Monterey Bay Aquarium Research Institute
Marine Botany

Enteromorpha: now Ulva

See Eur. J. Phycol. (August 2003) 38: 277-294. Linnaeus was right all along: Ulva and Enteromorpha are not distinct species.

When Enteromorpha first begins growing, it forms a single row of cells, this structure is monosiphonous. Soon after the monosiphonous filament is formed, longitudinal division of cells creates a two layered filament. Eventually, after more cell division the two cell layers separate to form a tube, forming the adult morphology.

The thallus of Enteromorpha is tubular with the wall of the tube a single cell layer thick. The thallus can be branched or unbranched, and there is a wide variety of forms within the genus. Enteromorpha is attached to the substrate by a disc-like holdfast. The holdfast is formed by the basal cell dividing into three or four holdfast cells which elongate and undergo further division.

The cells in Enteromorpha can vary in size and shape from species to species, and sometimes they will form regular linear series in a frond, while other times there is an irregular arrangement of the cells. Each cell contains a single chloroplast, varying in size depending on the size of the cell.

There is a variety of differences in the morphology of Enteromorpha, some of which are illustrated in the following photographs:

A single thallus of Enteromorpha. Note how the tube becomes more compressed at the top of the frond. To see a larger image, click on the image or click here.

Three separate thalli, all of these are of the species E. intestinalis. To see a larger image, click the image, or click here.

Another example of the spiral shape of the thallus in some species.

Enteromorpha growing on a rock in the intertidal zone in Stillwater Cove, at Pebble Beach, CA

More Enteromorpha, also in Stillwater Cove at Pebble Beach, CA.

A view of partially submerged Enteromorpha in Stillwater Cove at Pebble Beach, CA. This is some of the same Enteromorpha that was used to take pictures in the lab and under the microscope.

A different species of Enteromorpha, this picture was taken by Judith Connor at Elkhorn Slough. This is most likely E. prolifera, which is widespread in Elkhorn Slough and other sheltered habitats.

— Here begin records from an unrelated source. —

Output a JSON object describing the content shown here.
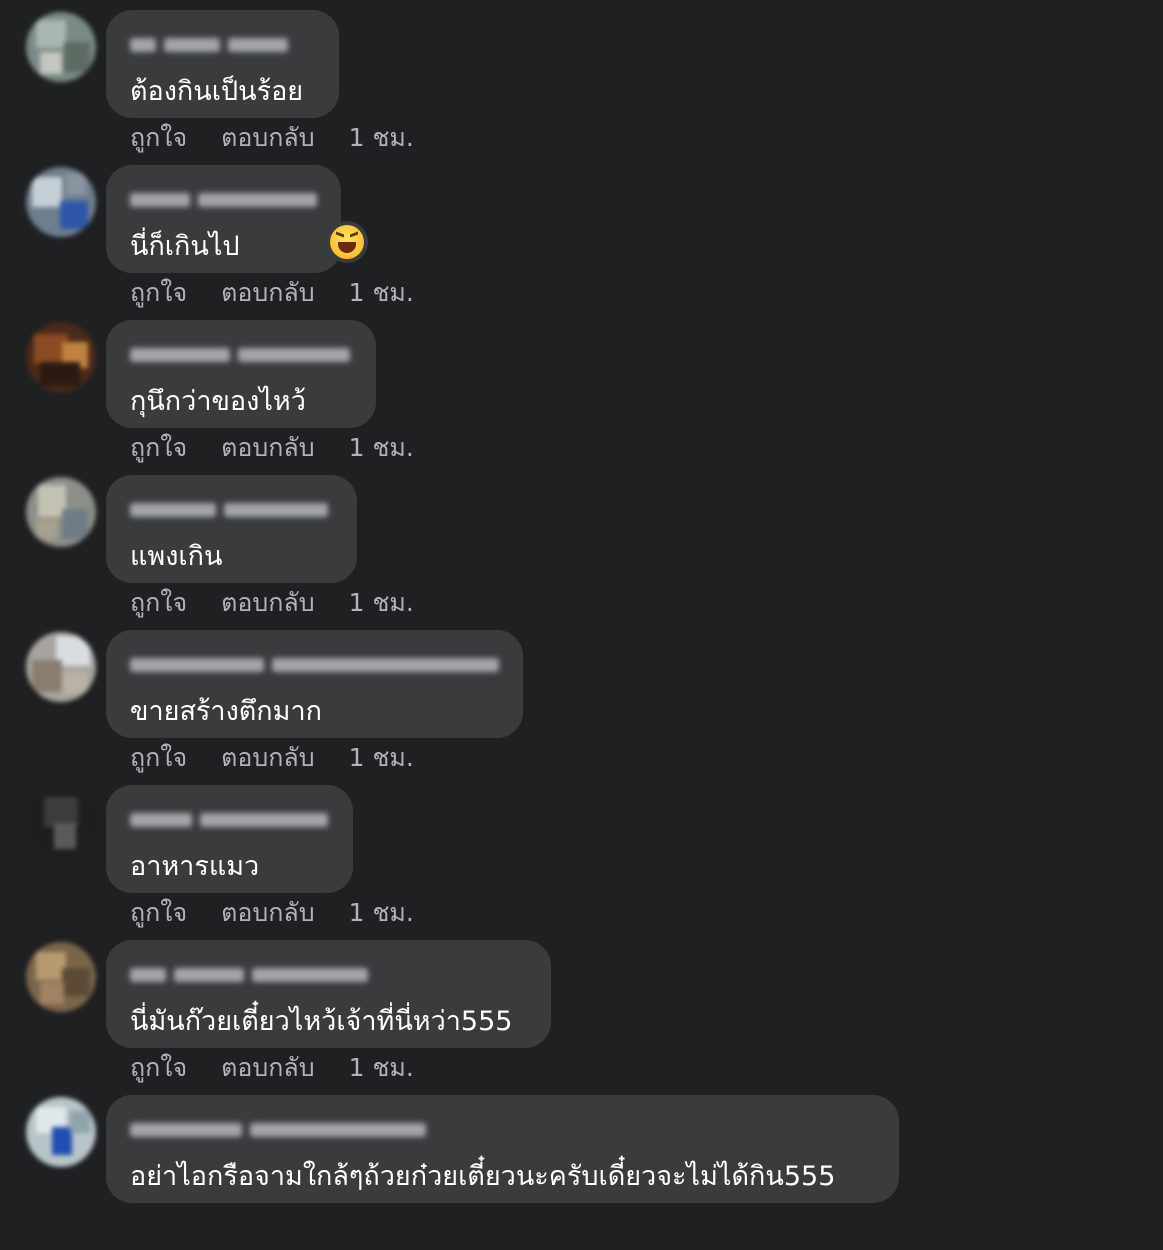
{
  "labels": {
    "like": "ถูกใจ",
    "reply": "ตอบกลับ"
  },
  "comments": [
    {
      "author": "",
      "text": "ต้องกินเป็นร้อย",
      "time": "1 ชม."
    },
    {
      "author": "",
      "text": "นี่ก็เกินไป",
      "time": "1 ชม.",
      "reaction": "haha-icon"
    },
    {
      "author": "",
      "text": "กุนึกว่าของไหว้",
      "time": "1 ชม."
    },
    {
      "author": "",
      "text": "แพงเกิน",
      "time": "1 ชม."
    },
    {
      "author": "",
      "text": "ขายสร้างตึกมาก",
      "time": "1 ชม."
    },
    {
      "author": "",
      "text": "อาหารแมว",
      "time": "1 ชม."
    },
    {
      "author": "",
      "text": "นี่มันก๊วยเตี๋ยวไหว้เจ้าที่นี่หว่า555",
      "time": "1 ชม."
    },
    {
      "author": "",
      "text": "อย่าไอกรือจามใกล้ๆถ้วยก๋วยเตี๋ยวนะครับเดี๋ยวจะไม่ได้กิน555",
      "time": ""
    }
  ],
  "colors": {
    "background": "#1f2022",
    "bubble": "#3a3b3d",
    "text": "#ffffff",
    "secondary_text": "#b0b3b8"
  }
}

More E. prolifera, this picture was also taken by Judith Connor at Elkhorn Slough. The white algae in this picture is also Enteromorpha, it is just drying out, and turning white as it does so.

Last updated: Jun. 16, 2009